System Administration Guide: Advanced Administration

Gathering Troubleshooting Data

Answer the following questions to help isolate the system problem. Use Troubleshooting a System Crash Checklist for gathering troubleshooting data for a crashed system.

Table 14–1 Identifying System Crash Data



Can you reproduce the problem?

This is important because a reproducible test case is often essential for debugging really hard problems. By reproducing the problem, the service provider can build kernels with special instrumentation to trigger, diagnose, and fix the bug. 

Are you using any third-party drivers?

Drivers run in the same address space as the kernel, with all the same privileges, so they can cause system crashes if they have bugs. 

What was the system doing just before it crashed?

If the system was doing anything unusual like running a new stress test or experiencing higher-than-usual load, that might have led to the crash. 

Were there any unusual console messages right before the crash?

Sometimes the system will show signs of distress before it actually crashes; this information is often useful. 

Did you add any tuning parameters to the /etc/system file?

Sometimes tuning parameters, such as increasing shared memory segments so that the system tries to allocate more than it has, can cause the system to crash. 

Did the problem start recently?

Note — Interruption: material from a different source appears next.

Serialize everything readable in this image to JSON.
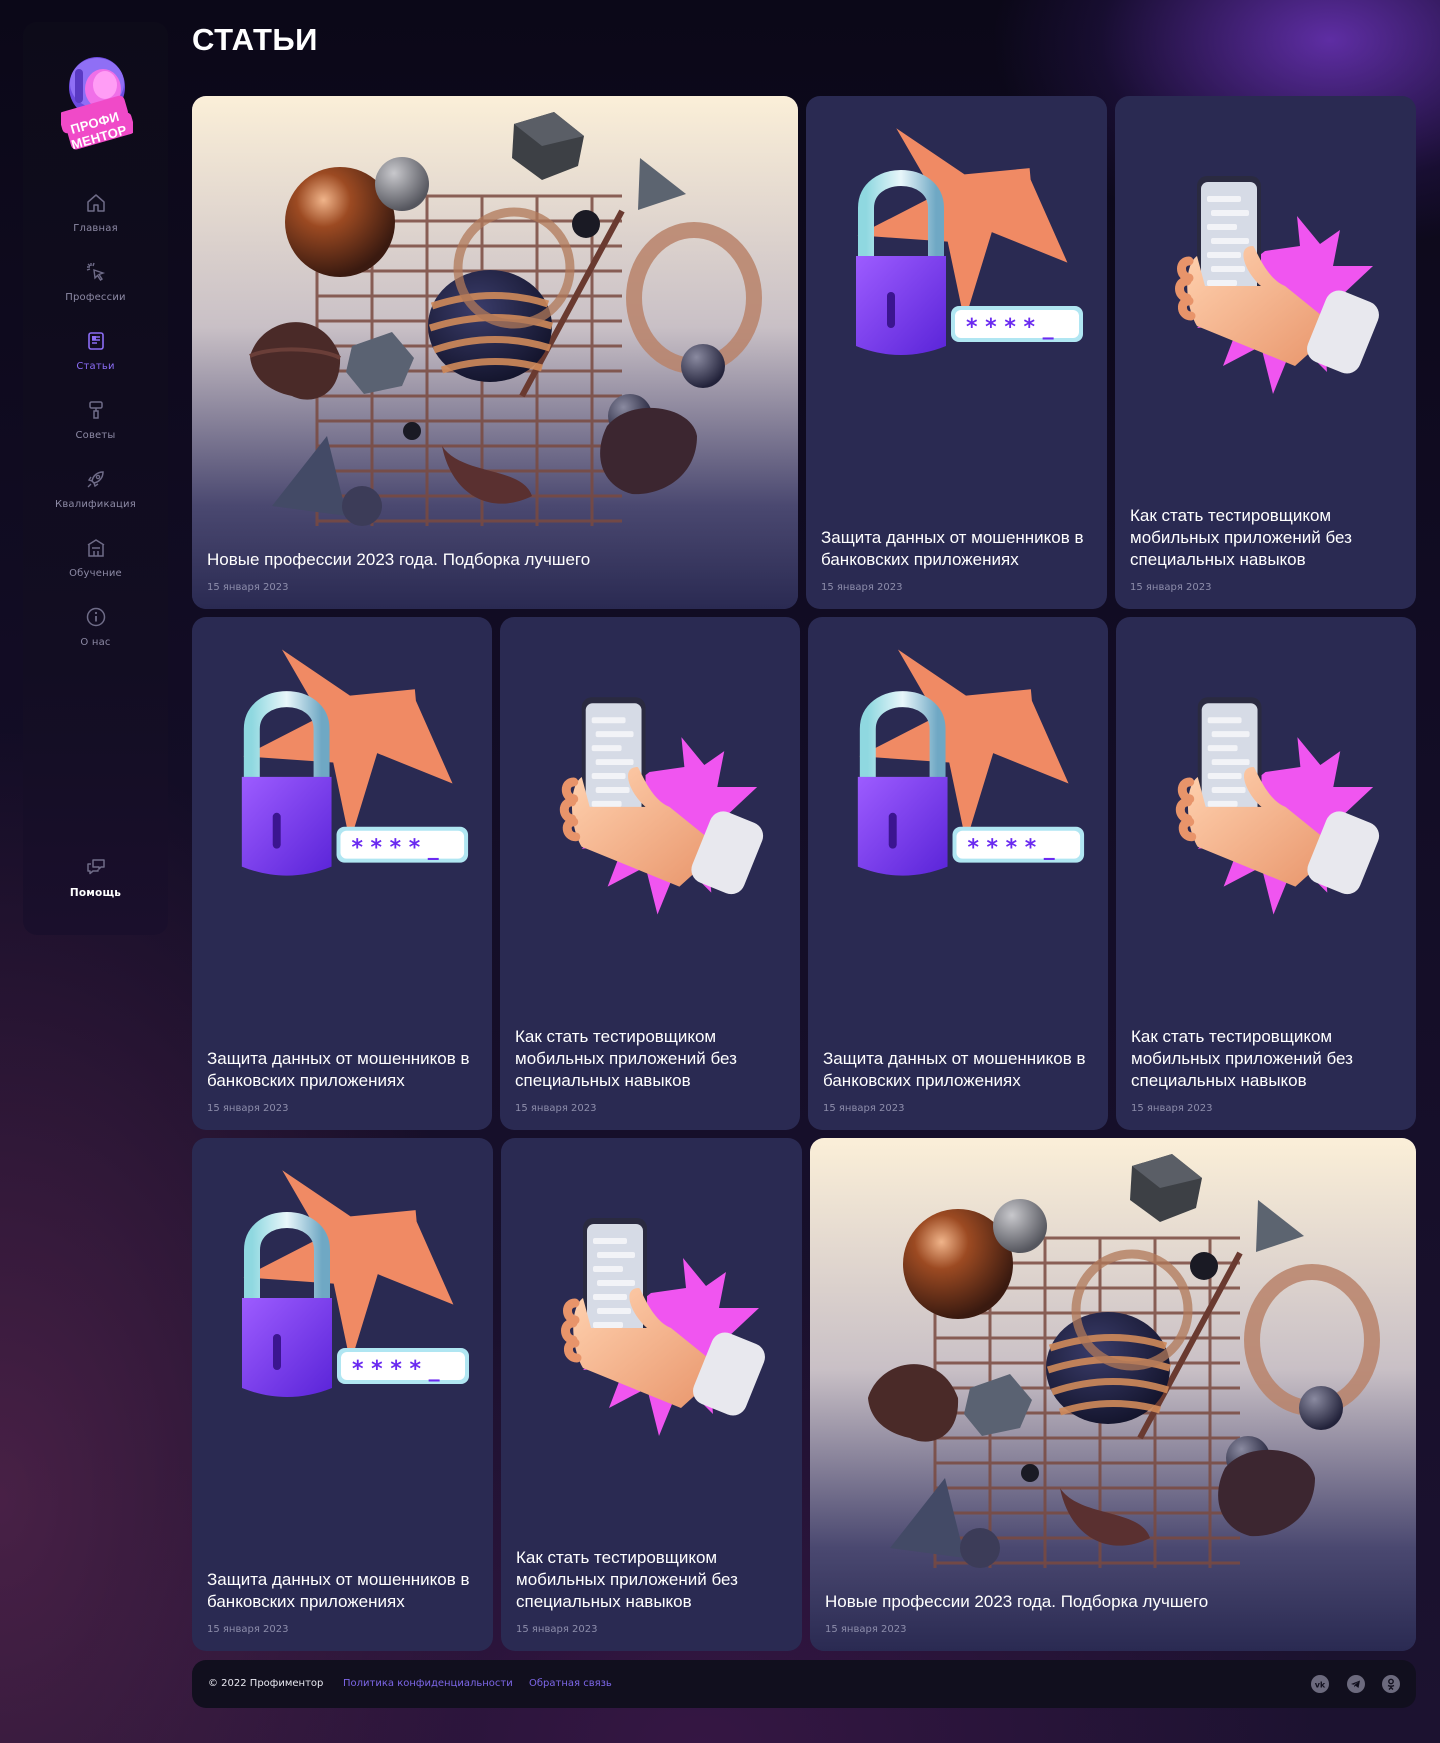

If so, did the onset of problems coincide with any changes to the system, for example, new drivers, new software, different workload, CPU upgrade, or a memory upgrade.